Students donated blood at a Virginia Blood Services blood drive in the Commons Ballroom in the spirit of Halloween this week on Wednesday, Oct. 30 and Thursday, Oct. 31.
From start to finish, donating blood takes approximately 45 minutes, said Jenny Madden, senior account manager for Virginia Blood Services. Before sitting down for blood withdrawal, donors provide their contact information, details about their lifestyle, travel history and current list of medications, in addition to passing a physical exam. If you get through all of that, then your blood can be drawn, Madden said.
Similar drives are held nearly every month of the year on the Monroe Park and MCV campuses.
The donation process is detailed, but many students find satisfaction in knowing they are providing a life-saving product to fellow Virginia residents.
“I like to donate as much as I can,” said international business management major Yasmine Sayegh. “I’m part of the one percent of the population (with) B-negative blood. It’s rare … so they really like when I come by.”
Christine Curtis, an exercise science major, started donating in high school and has been doing it ever since. “My sister had leukemia and had to do a lot of bone transfusions and all that, so that made me want to donate,” Curtis said.
Though many students like Curtis choose to give blood as often as they can, Madden said that occasionally donors are turned away for various reasons.
“A lot of the reasons at a college campus would be low weight or low iron, sometimes blood pressure. Those are the most common,” Madden said.
Other reasons for dismissal include traveling to areas with potential for malaria exposure, as well as taking select medications like Accutane that could be potentially toxic for the patient receiving the donated blood.
Biology major Araz Khalilpour waited nervously before donating blood for the first time on Wednesday. “I’ve always wanted to do it but I couldn’t because I travel a lot,” Khalipour said. ”Certain countries you go to, like I go to Asia and Europe, they said it’s a Malaria risk.”
Virginia Blood Services allows for donors to have blood drawn for a maximum of 15 minutes. During that time frame the goal is to extract one pint, called a “unit.”
After a blood donation drive the units are taken back to undergo testing for infectious diseases and are sent to hospitals throughout central Virginia within less than a day.

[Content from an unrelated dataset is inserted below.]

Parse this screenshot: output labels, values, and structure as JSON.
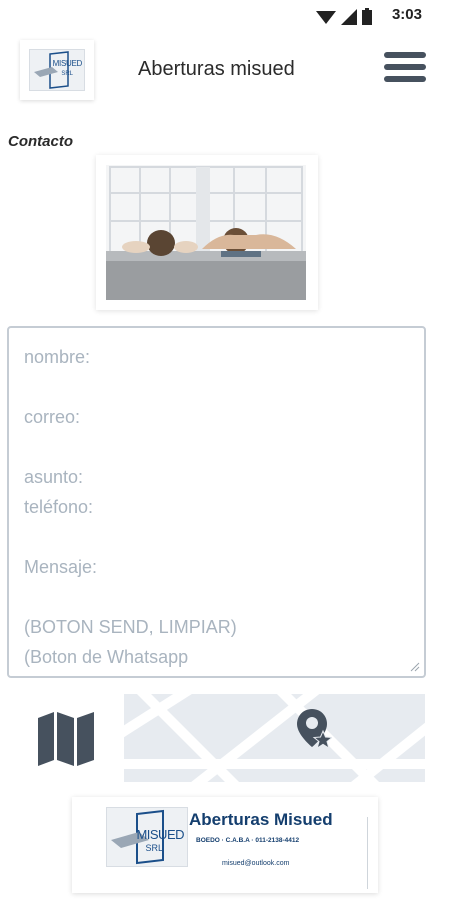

“It’s something everyone should try to do, definitely an interesting experience,” said education major Jennifer Ayers as she sat in the bed getting her blood drawn. “I’ve been doing it ever since I could.”

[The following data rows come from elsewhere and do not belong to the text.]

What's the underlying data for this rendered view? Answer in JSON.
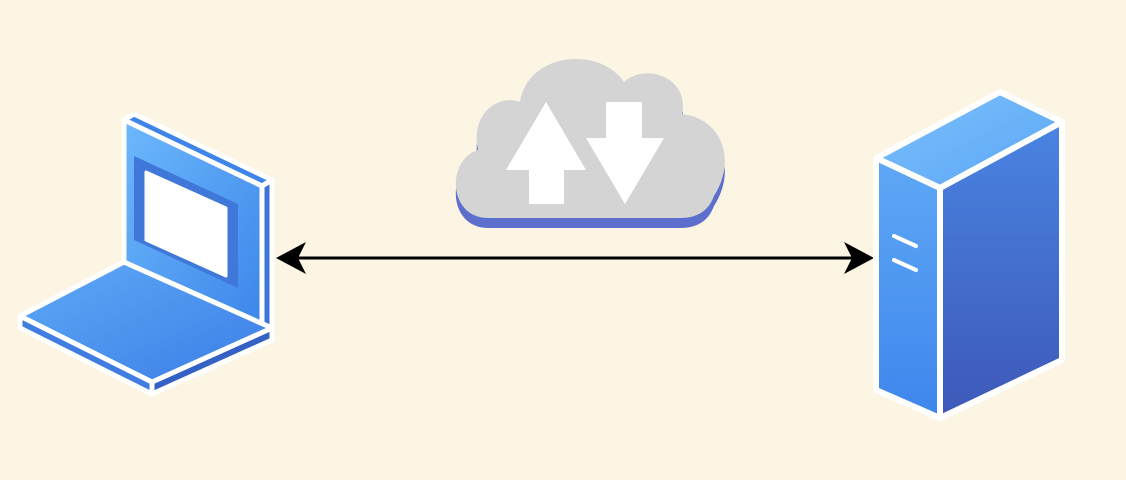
{
  "colors": {
    "background": "#FDF5E4",
    "device_blue_light": "#5FAEFA",
    "device_blue_mid": "#3F8CEC",
    "device_blue_dark": "#3C62C2",
    "device_outline": "#FFFFFF",
    "screen_fill": "#FFFFFF",
    "cloud_fill": "#D4D4D4",
    "cloud_shadow": "#5C6FCC",
    "arrow_glyph_fill": "#FFFFFF",
    "connector_line": "#000000"
  },
  "nodes": [
    {
      "id": "laptop",
      "icon": "laptop-icon"
    },
    {
      "id": "cloud",
      "icon": "cloud-upload-download-icon"
    },
    {
      "id": "server",
      "icon": "server-tower-icon"
    }
  ],
  "connection": {
    "from": "laptop",
    "to": "server",
    "direction": "bidirectional"
  }
}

The September blood drive collected about 380 units of blood according to Madden. The next drive will be on Nov. 20 on the Monroe Park campus and Nov. 21st on MCV.